Marie Chevalier's ancestors
While doing an extensive research for a medieval spectacle that has to be presented at the Opera of Paris where she works as a costume designer, Marie raised the veil of his ancestors.
She discovered the diary of Ermeline, Guenièvre Dubois, born in Provins (Seine and Marne) France, in 1223
The youngest of three daughters of a family of small fortune, she was raised and educated in a convent. Ermeline had learned (very unusual for a girl) to read, write and even the art of illumination.
In her diary, she describes her everyday life as a young girl, her passion for plants and herbs and her marriage to 18 years Anthelme Chevalier
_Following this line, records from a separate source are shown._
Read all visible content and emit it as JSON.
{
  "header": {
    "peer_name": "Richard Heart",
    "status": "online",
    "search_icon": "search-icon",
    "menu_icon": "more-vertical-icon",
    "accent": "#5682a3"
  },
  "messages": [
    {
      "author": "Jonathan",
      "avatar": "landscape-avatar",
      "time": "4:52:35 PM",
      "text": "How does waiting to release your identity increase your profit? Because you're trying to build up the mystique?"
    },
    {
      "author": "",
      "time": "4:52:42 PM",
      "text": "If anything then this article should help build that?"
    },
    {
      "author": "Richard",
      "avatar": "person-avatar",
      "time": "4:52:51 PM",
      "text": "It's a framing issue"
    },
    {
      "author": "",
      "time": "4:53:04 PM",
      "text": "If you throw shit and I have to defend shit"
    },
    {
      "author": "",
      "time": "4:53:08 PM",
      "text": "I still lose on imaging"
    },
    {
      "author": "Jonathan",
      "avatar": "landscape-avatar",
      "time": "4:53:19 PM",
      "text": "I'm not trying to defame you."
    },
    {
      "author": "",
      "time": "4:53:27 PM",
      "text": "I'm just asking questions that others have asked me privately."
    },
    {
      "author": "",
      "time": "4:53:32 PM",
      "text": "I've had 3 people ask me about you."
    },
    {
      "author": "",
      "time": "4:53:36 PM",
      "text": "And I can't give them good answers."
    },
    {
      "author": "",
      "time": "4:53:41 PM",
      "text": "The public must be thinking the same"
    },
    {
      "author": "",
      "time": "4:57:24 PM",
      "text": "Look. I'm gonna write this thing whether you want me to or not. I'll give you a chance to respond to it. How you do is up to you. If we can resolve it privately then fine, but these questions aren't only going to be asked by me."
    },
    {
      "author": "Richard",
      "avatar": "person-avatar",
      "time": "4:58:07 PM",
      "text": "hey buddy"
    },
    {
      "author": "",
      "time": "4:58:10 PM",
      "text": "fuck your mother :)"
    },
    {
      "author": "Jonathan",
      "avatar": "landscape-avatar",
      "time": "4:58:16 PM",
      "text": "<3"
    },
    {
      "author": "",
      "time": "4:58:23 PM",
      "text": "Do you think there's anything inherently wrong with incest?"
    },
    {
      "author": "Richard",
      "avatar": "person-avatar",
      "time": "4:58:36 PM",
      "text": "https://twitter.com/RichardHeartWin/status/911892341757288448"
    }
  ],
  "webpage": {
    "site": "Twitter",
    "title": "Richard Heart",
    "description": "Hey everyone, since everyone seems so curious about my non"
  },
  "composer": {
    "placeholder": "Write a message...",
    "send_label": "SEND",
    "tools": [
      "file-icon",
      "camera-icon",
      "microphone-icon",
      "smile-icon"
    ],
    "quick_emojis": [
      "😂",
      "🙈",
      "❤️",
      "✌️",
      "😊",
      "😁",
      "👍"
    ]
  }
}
In the middle ages, there were still no family names. However, to differentiate themselves from each other and know whom one was talked about, one added a nickname to the name of the person. This nickname may have different origins:
Could someone nicknamed by his job, ex. Honorius Carpenter, or according to its physical ex. Charles the Big,
Anthelme took the name "Chevalier” (The Knight) (which he transmitted to his descendants)
He was knighted during the Crusade of 1239 when he accompanied Thibault of Champagne for the Sixth Crusade
When back to the same crusade in 1240, Thibault brought back a damask rose, which became the famous “Rose de Provins” still well known in the city today.
Here one can see a description of the rose in Ermeline’s journal
Anthelme's noble knighthood has undoubtedly carried honor and it was suggested to him to take Ermeline as a wife.
Ermeline, beautiful and well educated, had no choice but to accept the decision of her family.
Upon returning from the crusade Anthelme received some land and a small house as rewards for his bravery, and an educated woman would be for him of great help.
The wedding was held June 21, 1241 at St-Ayoul church, Provins (France).
On the occasion of their marriage, Anthelme offered as a gift to his bride, a pendant of silver and Onyx. He had received the black stone as gift for having saved a child who fell into a well near Jerusalem. Back in France he had four small stones cut from it, to be set in and offered it to his bride;
Onyx has a reputation for giving strength and robustness as well as keeping melancholy away.
It seems that the marriage was most happy. The couple had four male children. Ermeline’s diary ends shortly after the birth of the fourth child.
This precious jewel was passed on from parents to children for more than 30 generations, and still is today the property of Mary.
Discovering the onyx jewel sketched precisely in the diary, Mary knew instantly, there could be no doubt as to her relationship with Ermeline, and she will pass it to Lilly to continue the never ending chain of love.
Presented by: Marie. (simply Gene, Mel Odom, repainted by Glen Mielke)
The props, journal, sweater, are made in home